@dcdcdc  There is a problem, though.  "Good" schools are composed of "good" students.  Lots of good students = a good school.  Few good students = a failing school.  When I was at Northview, we occasionally had caring parents find legal (and sometimes illegal) ways to move their kids to the excellent Northview High School from some inferior school.  It almost never worked.  Most often, the student floundered in the far too rigorous environment.


Time for some readers to remind themselves that schools exist to serve Georgia's families—not the other way around. And if there weren't serious problems in public education there wouldn't be calls for reform. 

Or so much bitter resistance to it.


I think that one of the mistakes that opponents of the governor made in this battle was to personalize the issue as being Nathan Deal This was a tactical mistake and I believe that the media,the GFT and the GAE played along with it,to their cost.If stirring up personal animus toward the governor was a winning strategy,we'd never be here today.He would have never gotten elected and re-elected. Governor Deal has some ethical baggage-and even his fondest admirers admit that. They should stop using that as the sum and substance of their efforts to defeat his ideas. I've thought about this a lot in recent days and I believe that if the state eduacracy had faced reality after the election last November and made some backchannel contact with the governor's office and reached out to find some common ground on turning around these schools,there could have been some compromises that would have made this an easier pill to swallow. But their strategy of scorched earth has proven to be useless. When two thirds of the legislature agrees on anything,there is a reason. Give credit to Deal for identifying the problem and proposing a solution that could make it's way through the process more or less intact...

...Or don't give him credit.Another thing that the governor has going from him is that he has consistently been underestimated for his prowess in getting action on things he believes in.Even if you despise the guy,he has displayed great skill in getting his priorities enacted.

One last note- Kudos to our State Schools Superintendent. I have been thrilled that the super is not trying to sabotage this by acting as a Democrat sleeper cell and is working with the governor and legislature.
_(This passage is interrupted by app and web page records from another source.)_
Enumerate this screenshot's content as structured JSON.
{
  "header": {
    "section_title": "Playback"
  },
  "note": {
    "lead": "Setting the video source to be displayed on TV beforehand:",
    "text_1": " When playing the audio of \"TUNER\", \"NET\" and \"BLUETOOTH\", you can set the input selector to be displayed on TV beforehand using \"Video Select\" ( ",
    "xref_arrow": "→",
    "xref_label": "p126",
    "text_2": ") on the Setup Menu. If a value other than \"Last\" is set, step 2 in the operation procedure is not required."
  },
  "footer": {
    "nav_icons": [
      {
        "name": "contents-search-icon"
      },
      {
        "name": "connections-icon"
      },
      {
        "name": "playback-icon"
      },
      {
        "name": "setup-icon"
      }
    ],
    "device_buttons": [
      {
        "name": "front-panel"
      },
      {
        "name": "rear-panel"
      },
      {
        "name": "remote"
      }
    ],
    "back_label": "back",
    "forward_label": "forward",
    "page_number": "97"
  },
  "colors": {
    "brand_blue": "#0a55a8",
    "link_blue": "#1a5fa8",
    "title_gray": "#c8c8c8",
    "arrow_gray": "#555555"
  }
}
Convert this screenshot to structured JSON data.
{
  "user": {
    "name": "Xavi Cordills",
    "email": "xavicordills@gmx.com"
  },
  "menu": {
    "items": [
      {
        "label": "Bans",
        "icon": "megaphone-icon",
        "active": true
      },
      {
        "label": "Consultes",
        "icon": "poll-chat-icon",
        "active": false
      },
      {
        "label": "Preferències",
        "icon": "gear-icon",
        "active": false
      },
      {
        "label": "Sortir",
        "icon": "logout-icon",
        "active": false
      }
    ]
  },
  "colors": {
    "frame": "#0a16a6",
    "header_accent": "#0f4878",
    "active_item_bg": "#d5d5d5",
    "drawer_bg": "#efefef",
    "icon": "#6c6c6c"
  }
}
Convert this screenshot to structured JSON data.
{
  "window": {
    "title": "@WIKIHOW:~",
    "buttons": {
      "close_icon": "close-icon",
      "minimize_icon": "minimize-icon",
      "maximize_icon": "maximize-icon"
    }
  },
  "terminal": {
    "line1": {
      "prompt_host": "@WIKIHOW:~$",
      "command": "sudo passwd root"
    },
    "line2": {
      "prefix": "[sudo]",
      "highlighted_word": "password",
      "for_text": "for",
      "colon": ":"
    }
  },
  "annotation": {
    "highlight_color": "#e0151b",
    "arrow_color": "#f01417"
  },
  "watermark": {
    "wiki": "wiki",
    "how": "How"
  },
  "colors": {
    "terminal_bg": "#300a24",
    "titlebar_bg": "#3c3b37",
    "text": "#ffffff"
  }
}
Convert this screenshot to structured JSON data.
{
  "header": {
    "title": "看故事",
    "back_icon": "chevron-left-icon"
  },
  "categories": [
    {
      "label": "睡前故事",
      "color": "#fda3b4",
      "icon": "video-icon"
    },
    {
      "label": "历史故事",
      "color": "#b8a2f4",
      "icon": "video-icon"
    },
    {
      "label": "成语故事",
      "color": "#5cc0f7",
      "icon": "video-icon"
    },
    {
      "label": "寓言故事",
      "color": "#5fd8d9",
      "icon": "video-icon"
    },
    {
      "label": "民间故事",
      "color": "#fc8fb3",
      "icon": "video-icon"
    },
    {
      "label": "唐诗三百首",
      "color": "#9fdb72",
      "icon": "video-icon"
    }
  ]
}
A breath of fresh air.


@Astropig  Part of the problem with this is that many people see it as an attempt to enrich supporters of the Governor.  I guess that time will tell.


Politics blows with the wind - what can I say?

I just don't want to see teachers and students become part of a free market, for-profit educational system.  That type of educational system, throughout Georgia, would be very limited in consciousness and in school climate dynamics, imo.  Keep money and politics out of education, as much as possible.

I happen to believe that, in this day in Georgia, Democrats are going to have to be the ring bearers for this educational ideal, which I continue to hold deep within.